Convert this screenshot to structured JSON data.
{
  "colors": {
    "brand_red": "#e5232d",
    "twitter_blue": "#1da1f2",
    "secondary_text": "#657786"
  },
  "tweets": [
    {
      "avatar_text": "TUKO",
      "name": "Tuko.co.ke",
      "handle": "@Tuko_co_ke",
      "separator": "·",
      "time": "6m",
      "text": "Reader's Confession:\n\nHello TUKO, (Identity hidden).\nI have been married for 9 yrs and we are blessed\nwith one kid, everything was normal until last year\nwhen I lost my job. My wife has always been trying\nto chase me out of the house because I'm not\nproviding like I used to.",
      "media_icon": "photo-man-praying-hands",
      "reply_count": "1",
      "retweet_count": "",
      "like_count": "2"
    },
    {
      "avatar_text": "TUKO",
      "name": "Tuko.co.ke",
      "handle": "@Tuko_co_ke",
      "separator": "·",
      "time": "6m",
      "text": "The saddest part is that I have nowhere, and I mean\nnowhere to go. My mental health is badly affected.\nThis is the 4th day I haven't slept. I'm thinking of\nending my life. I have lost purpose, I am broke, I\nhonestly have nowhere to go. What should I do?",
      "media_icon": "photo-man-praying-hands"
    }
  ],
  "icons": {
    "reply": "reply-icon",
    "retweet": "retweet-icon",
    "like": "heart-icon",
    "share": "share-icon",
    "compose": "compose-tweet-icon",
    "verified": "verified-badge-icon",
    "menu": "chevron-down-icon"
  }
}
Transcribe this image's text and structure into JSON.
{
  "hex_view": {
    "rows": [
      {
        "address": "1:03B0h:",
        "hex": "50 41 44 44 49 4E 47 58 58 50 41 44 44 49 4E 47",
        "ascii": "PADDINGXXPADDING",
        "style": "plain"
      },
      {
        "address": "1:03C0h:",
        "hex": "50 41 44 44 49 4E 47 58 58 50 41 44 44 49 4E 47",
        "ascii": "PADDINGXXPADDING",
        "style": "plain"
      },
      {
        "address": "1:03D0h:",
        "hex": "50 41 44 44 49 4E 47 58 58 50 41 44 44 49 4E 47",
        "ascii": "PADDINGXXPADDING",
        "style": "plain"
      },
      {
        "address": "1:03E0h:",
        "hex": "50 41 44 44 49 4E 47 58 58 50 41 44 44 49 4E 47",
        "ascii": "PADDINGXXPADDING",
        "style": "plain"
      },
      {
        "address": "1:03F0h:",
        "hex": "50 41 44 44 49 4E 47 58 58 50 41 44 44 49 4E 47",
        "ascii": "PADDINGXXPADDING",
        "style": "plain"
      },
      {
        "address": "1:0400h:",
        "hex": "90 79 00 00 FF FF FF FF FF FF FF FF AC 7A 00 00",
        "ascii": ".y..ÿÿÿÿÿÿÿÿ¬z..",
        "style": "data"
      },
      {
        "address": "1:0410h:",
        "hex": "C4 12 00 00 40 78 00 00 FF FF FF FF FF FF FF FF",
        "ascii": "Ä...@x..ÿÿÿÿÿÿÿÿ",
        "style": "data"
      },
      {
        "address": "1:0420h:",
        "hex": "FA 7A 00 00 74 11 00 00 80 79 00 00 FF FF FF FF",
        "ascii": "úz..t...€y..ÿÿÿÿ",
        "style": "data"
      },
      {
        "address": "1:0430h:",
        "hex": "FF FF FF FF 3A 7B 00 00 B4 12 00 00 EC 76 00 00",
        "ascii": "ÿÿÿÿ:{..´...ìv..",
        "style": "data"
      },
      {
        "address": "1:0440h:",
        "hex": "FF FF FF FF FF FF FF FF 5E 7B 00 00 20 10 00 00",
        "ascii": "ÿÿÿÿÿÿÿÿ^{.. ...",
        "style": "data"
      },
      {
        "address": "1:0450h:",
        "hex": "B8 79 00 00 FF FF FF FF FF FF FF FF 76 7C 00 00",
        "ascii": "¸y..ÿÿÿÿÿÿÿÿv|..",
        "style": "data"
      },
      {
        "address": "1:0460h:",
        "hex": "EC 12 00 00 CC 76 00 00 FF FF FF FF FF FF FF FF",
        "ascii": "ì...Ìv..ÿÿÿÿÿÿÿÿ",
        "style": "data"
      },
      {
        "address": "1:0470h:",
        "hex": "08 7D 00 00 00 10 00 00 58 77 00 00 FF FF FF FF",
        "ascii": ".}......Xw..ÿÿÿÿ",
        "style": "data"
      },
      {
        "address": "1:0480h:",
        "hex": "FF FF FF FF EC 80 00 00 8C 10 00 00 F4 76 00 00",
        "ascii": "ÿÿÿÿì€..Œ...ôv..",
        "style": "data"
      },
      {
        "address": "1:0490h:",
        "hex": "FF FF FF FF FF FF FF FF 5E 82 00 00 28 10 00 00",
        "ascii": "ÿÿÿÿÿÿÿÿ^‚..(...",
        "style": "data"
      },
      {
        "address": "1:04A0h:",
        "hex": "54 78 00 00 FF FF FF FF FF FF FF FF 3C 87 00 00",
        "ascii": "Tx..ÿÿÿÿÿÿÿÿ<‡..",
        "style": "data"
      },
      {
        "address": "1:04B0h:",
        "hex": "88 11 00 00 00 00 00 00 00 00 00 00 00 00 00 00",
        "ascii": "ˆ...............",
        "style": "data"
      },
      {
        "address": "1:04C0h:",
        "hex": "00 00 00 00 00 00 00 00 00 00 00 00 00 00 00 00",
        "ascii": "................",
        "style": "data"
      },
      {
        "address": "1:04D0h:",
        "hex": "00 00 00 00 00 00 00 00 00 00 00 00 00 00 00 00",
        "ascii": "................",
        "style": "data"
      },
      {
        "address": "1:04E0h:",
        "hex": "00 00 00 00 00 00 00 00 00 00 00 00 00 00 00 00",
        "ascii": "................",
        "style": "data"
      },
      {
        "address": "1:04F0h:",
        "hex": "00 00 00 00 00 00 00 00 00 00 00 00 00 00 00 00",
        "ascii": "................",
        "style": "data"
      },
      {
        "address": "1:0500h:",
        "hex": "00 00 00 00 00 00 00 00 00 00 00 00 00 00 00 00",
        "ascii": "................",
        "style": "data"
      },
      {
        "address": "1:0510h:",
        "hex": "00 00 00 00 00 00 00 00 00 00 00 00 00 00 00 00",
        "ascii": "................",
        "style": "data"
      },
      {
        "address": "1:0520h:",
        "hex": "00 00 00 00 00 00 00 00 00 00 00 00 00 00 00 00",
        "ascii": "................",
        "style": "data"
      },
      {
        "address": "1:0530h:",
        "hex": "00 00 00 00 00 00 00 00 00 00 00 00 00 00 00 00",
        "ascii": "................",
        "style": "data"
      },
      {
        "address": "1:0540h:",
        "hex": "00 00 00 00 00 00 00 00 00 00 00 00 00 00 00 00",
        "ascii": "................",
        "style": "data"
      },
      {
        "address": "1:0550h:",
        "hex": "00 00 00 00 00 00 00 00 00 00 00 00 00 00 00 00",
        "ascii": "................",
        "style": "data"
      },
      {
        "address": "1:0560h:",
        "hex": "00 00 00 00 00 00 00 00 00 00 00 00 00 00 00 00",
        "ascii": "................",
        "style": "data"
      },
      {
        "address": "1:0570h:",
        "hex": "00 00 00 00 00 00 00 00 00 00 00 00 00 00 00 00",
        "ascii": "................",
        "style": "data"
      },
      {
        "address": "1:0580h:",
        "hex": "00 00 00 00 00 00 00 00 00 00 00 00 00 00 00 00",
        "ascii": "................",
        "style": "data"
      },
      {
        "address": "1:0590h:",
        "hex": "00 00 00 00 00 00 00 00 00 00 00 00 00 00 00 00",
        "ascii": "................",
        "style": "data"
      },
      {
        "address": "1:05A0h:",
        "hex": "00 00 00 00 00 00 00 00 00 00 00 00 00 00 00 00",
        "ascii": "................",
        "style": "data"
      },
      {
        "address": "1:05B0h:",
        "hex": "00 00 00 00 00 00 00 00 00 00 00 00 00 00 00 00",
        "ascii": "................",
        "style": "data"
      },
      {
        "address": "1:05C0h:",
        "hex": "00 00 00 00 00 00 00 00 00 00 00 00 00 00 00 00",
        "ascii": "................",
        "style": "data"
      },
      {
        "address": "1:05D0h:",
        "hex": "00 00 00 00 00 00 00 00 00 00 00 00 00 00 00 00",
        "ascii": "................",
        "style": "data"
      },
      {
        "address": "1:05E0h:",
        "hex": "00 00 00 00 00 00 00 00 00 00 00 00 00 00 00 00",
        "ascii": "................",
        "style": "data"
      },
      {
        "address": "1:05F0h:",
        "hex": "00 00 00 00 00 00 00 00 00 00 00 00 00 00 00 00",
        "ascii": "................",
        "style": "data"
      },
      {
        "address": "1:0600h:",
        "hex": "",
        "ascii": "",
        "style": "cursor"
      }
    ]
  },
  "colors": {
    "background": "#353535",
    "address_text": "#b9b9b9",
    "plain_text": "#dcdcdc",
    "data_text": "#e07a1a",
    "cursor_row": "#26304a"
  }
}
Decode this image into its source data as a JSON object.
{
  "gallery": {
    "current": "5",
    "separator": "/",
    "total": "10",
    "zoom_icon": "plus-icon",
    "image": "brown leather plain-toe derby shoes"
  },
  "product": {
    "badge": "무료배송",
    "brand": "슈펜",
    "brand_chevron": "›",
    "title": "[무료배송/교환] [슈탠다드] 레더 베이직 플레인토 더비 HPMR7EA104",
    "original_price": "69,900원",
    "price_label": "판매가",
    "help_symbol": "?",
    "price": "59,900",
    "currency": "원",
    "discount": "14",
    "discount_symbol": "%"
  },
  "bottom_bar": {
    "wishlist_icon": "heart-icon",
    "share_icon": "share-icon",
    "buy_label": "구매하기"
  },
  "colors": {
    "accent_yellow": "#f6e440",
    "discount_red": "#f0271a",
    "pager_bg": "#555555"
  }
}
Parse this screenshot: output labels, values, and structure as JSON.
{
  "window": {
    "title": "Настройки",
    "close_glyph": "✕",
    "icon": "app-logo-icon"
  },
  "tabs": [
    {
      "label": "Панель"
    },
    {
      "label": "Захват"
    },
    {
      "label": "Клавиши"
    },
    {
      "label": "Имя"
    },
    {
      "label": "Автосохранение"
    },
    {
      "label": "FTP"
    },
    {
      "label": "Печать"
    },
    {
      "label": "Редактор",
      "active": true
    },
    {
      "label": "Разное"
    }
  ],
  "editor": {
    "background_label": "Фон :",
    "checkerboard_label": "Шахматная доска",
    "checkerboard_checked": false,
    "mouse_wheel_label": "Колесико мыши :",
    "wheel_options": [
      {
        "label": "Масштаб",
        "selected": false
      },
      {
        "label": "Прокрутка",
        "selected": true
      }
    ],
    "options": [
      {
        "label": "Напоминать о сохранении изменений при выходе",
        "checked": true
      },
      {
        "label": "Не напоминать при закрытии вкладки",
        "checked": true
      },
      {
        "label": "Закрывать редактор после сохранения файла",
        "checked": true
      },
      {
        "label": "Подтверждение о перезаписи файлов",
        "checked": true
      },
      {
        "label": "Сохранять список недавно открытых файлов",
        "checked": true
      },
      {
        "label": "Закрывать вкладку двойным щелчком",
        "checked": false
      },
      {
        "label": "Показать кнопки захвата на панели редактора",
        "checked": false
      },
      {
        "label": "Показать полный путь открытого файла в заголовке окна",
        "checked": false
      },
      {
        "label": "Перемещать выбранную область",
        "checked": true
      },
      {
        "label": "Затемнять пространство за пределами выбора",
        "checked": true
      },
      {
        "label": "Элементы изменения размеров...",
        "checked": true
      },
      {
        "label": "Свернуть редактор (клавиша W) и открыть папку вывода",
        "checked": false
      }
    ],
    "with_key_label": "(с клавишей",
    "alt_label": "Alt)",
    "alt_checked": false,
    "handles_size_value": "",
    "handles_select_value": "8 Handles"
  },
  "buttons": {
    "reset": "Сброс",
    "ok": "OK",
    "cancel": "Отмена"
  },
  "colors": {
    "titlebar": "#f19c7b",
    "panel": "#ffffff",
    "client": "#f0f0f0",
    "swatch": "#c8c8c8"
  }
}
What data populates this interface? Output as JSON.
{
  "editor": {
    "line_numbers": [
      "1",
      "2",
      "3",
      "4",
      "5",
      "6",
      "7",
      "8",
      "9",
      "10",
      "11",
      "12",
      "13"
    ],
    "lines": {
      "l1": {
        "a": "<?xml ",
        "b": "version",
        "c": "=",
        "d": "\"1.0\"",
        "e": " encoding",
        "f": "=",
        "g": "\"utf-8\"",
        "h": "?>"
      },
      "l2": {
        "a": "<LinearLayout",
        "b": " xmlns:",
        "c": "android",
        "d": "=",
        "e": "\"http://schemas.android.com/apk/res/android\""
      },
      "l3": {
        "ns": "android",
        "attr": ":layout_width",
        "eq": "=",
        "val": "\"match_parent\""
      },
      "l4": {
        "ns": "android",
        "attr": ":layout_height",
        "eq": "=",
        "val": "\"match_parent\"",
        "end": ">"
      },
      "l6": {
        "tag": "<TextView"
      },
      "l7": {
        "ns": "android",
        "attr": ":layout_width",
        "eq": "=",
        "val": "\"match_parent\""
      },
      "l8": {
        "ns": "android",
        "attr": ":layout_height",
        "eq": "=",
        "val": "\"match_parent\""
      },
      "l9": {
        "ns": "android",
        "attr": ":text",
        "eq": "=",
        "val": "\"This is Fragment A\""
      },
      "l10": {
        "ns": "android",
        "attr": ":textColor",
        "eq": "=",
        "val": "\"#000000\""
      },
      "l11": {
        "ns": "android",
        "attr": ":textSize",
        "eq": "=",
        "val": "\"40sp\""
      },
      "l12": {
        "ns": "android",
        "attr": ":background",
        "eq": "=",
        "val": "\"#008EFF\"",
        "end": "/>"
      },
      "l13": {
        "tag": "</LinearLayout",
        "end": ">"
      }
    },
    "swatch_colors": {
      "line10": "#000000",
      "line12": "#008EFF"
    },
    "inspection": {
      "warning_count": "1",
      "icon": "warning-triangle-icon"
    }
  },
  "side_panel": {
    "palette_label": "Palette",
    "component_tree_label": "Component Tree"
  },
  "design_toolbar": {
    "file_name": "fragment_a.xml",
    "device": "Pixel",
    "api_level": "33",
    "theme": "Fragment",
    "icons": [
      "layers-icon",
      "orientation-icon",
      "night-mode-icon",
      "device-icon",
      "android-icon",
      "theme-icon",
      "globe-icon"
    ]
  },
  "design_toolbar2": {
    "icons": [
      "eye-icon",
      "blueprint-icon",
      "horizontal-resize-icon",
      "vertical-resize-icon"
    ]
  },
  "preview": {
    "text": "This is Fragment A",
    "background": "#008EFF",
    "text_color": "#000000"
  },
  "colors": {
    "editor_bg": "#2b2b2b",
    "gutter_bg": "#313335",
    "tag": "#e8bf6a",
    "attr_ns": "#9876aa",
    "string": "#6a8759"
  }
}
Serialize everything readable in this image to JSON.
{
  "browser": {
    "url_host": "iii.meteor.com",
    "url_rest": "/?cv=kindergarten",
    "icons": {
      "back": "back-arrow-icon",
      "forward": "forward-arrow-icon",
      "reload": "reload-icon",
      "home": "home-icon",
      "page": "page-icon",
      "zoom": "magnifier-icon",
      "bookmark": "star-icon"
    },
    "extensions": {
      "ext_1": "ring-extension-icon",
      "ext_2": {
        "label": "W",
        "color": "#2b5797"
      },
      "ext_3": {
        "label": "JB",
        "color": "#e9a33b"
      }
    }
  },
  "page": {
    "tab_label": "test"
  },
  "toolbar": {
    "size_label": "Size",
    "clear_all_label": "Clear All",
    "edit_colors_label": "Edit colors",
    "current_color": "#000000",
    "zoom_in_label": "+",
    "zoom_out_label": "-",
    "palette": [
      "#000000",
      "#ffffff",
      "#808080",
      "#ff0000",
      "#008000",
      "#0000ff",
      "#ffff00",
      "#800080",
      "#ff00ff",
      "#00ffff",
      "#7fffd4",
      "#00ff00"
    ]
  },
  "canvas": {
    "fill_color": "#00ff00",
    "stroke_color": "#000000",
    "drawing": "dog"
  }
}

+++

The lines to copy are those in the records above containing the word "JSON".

Convert this screenshot to structured JSON data.
Transcribe this image's text and structure into JSON.
Decode this image into its source data as a JSON object.
Parse this screenshot: output labels, values, and structure as JSON.
What data populates this interface? Output as JSON.
Serialize everything readable in this image to JSON.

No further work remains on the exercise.